#>  6 class1 student006 traditio… closed-…         o          o          o        o
#>  7 class1 student007 traditio… closed-…         o          o          o        o
#>  8 class1 student008 traditio… open-bo…         o          o          o        o
#>  9 class1 student009 traditio… open-bo…         o          o          o        o
#> 10 class1 student010 traditio… open-bo…         o          o          o        o
#> # ℹ 110 more rows
#> # ℹ 2 more variables: room <R(4)>, teacher <R(4)>

When you export the above edibble design using the export_design function, the variables you are recording are constraint to the values you expect, e.g. for factors, the cells have a drop-down menu to select from possible values.

export_design(out, file = "/PATH/TO/FILE.xlsx")

In addition, there is a spreadsheet for every observational level. E.g. here room and teacher is the same for all students in one class so rather than entering duplicate information, these are exported to another sheet for data entry.

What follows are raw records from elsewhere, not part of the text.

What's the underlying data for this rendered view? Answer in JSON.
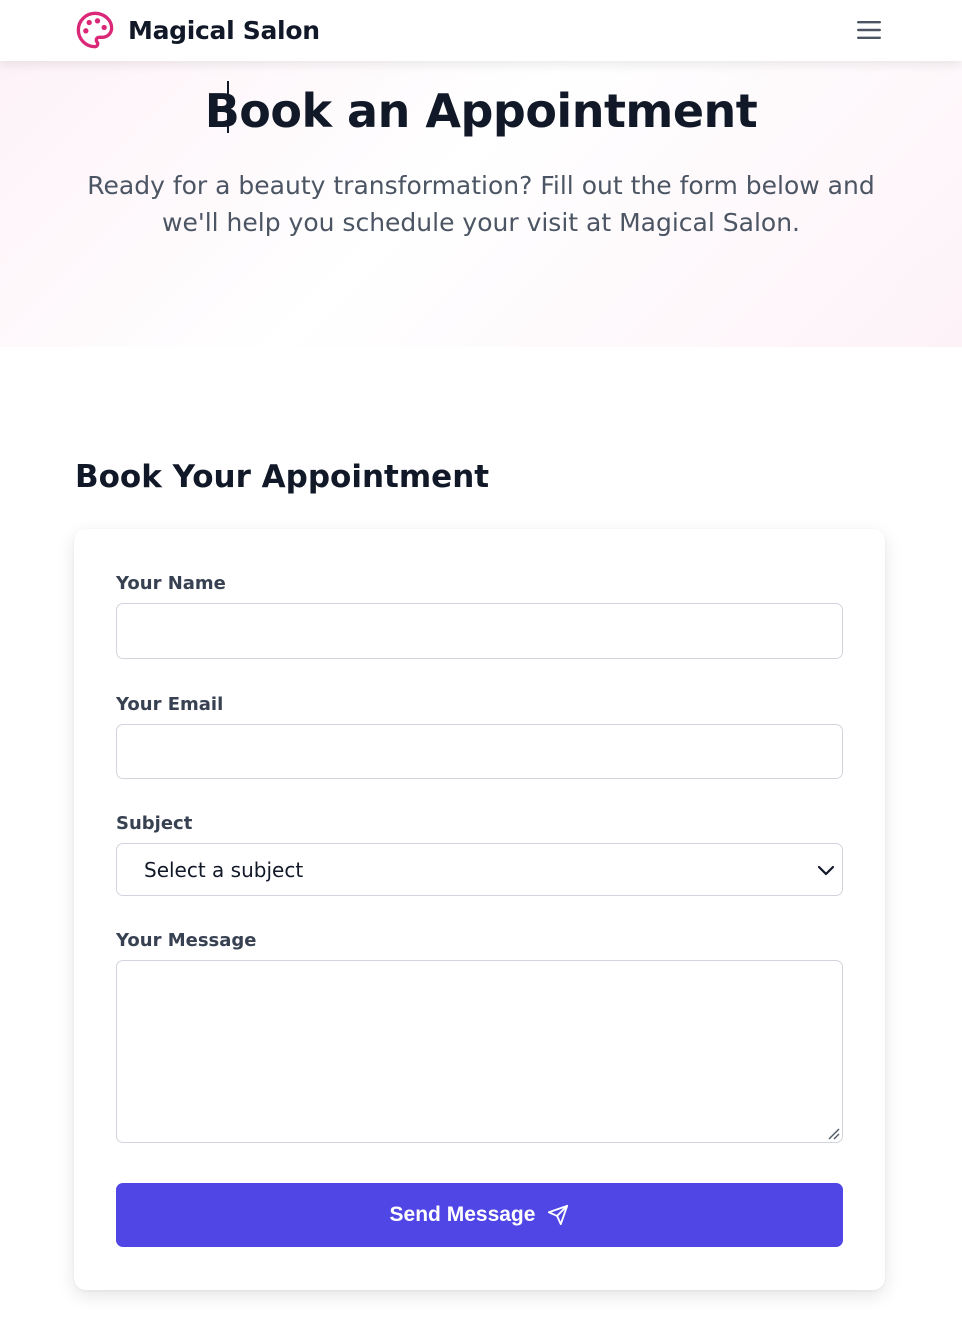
{
  "nav": {
    "brand_name": "Magical Salon",
    "brand_icon": "palette-icon",
    "menu_icon": "hamburger-menu-icon"
  },
  "hero": {
    "title": "Book an Appointment",
    "subtitle": "Ready for a beauty transformation? Fill out the form below and we'll help you schedule your visit at Magical Salon."
  },
  "form": {
    "section_title": "Book Your Appointment",
    "name_label": "Your Name",
    "name_value": "",
    "email_label": "Your Email",
    "email_value": "",
    "subject_label": "Subject",
    "subject_selected": "Select a subject",
    "message_label": "Your Message",
    "message_value": "",
    "submit_label": "Send Message",
    "submit_icon": "send-icon"
  },
  "colors": {
    "brand_accent": "#db2777",
    "button": "#4f46e5",
    "hero_tint": "#fdf2f8"
  }
}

There is also support for more complex nesting structures. You can always make the structure using edibble and take the resulting data frame to use in other experimental design software. It’s also possible to bring existing data frame into edibble if you want to take advantage of the exporting feature in edibble.

design("nesting structure") %>% 
  # there are 3 sites labelled A, B, C
  set_units(site = c("A", "B", "C"),
            # each site has 2 blocks except B with 3 sites
            block = nested_in(site, 
                              "B" ~ 3,
                                . ~ 2),
            # levels can be specified by their number instead
            # so for below "block1" has 30 plots, 
            # "block2" and "block3" has 40 plots,
            # the rest of blocks have 20 plots.
            plot = nested_in(block, 
                              1 ~ 30,
                        c(2, 3) ~ 40,
                              . ~ 20)) %>% 
#> # nesting structure 
#> # An edibble: 190 x 3
#>      site  block     plot
#>    <U(3)> <U(7)> <U(190)>
#>     <chr>  <chr>    <chr>
#>  1      A block1  plot001
#>  2      A block1  plot002
#>  3      A block1  plot003
#>  4      A block1  plot004
#>  5      A block1  plot005
#>  6      A block1  plot006
#>  7      A block1  plot007
#>  8      A block1  plot008
#>  9      A block1  plot009
#> 10      A block1  plot010
#> # ℹ 180 more rows

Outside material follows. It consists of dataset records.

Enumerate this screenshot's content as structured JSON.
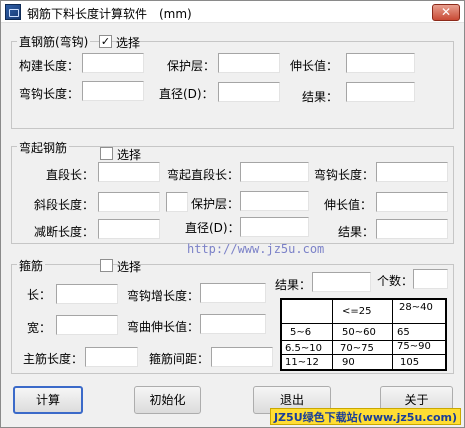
{
  "window": {
    "title": "钢筋下料长度计算软件　(mm)",
    "close": "✕"
  },
  "straight": {
    "group_title": "直钢筋(弯钩)",
    "checkbox_checked": true,
    "checkbox_label": "选择",
    "labels": {
      "member_length": "构建长度：",
      "cover": "保护层：",
      "elongation": "伸长值：",
      "hook_length": "弯钩长度：",
      "diameter": "直径(D)：",
      "result": "结果："
    }
  },
  "bent": {
    "group_title": "弯起钢筋",
    "checkbox_checked": false,
    "checkbox_label": "选择",
    "labels": {
      "straight_len": "直段长：",
      "bent_straight_len": "弯起直段长：",
      "hook_length": "弯钩长度：",
      "oblique_len": "斜段长度：",
      "cover": "保护层：",
      "elongation": "伸长值：",
      "cut_length": "减断长度：",
      "diameter": "直径(D)：",
      "result": "结果："
    }
  },
  "url_text": "http://www.jz5u.com",
  "stirrup": {
    "group_title": "箍筋",
    "checkbox_checked": false,
    "checkbox_label": "选择",
    "labels": {
      "length": "长：",
      "hook_add": "弯钩增长度：",
      "result": "结果：",
      "count": "个数：",
      "width": "宽：",
      "bend_elong": "弯曲伸长值：",
      "main_len": "主筋长度：",
      "spacing": "箍筋间距："
    },
    "table": {
      "header": [
        "",
        "<=25",
        "28~40"
      ],
      "rows": [
        [
          "5~6",
          "50~60",
          "65"
        ],
        [
          "6.5~10",
          "70~75",
          "75~90"
        ],
        [
          "11~12",
          "90",
          "105"
        ]
      ]
    }
  },
  "buttons": {
    "calc": "计算",
    "init": "初始化",
    "exit": "退出",
    "about": "关于"
  },
  "watermark": "JZ5U绿色下载站(www.jz5u.com)"
}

Experimental data

tidyverse is well suited for the data science project workflow as illustrated below in (B) (from Grolemund and Wickham 2017). For experimental data, the statistical aspect begins before obtaining data as depicted below in (A). The focus of edibble is to facilitate work in (A).

The edibble R-package differ considerably to other packages for constructing experimental design with a focus on the whole process and less on the randomisation process (which the other software generally focus and do well on). Some features include:



Currently, edibble:

The way that edibble specifies experimental design is largely novel (if I say so myself) and there are no work that resembles it. I’m concurrently working on two extension packages:

Below are some other related work. You can also have a look at the CRAN Task View for Design of Experiment and Analysis of Experimental Data for a whole collection.


edibble is hugely inspired by the work of Tidyverse Team. I’m grateful for the dedication and work by the Tidyverse Team, as well as R Development Core Team that supports the core R ecosystem, that made developing this package possible.

Tidyverse familiarity

The implementation in edibble adopt a similar nomenclature and design philosophy as tidyverse (and where it does not, it’s likely my shortcoming) so that tidyverse users can leverage their familiarity of the tidyverse language when using edibble. Specifically, edibble follows the philosophy:

Code of Conduct

Please note that the edibble project is released with a Contributor Code of Conduct. By contributing to this project, you agree to abide by its terms.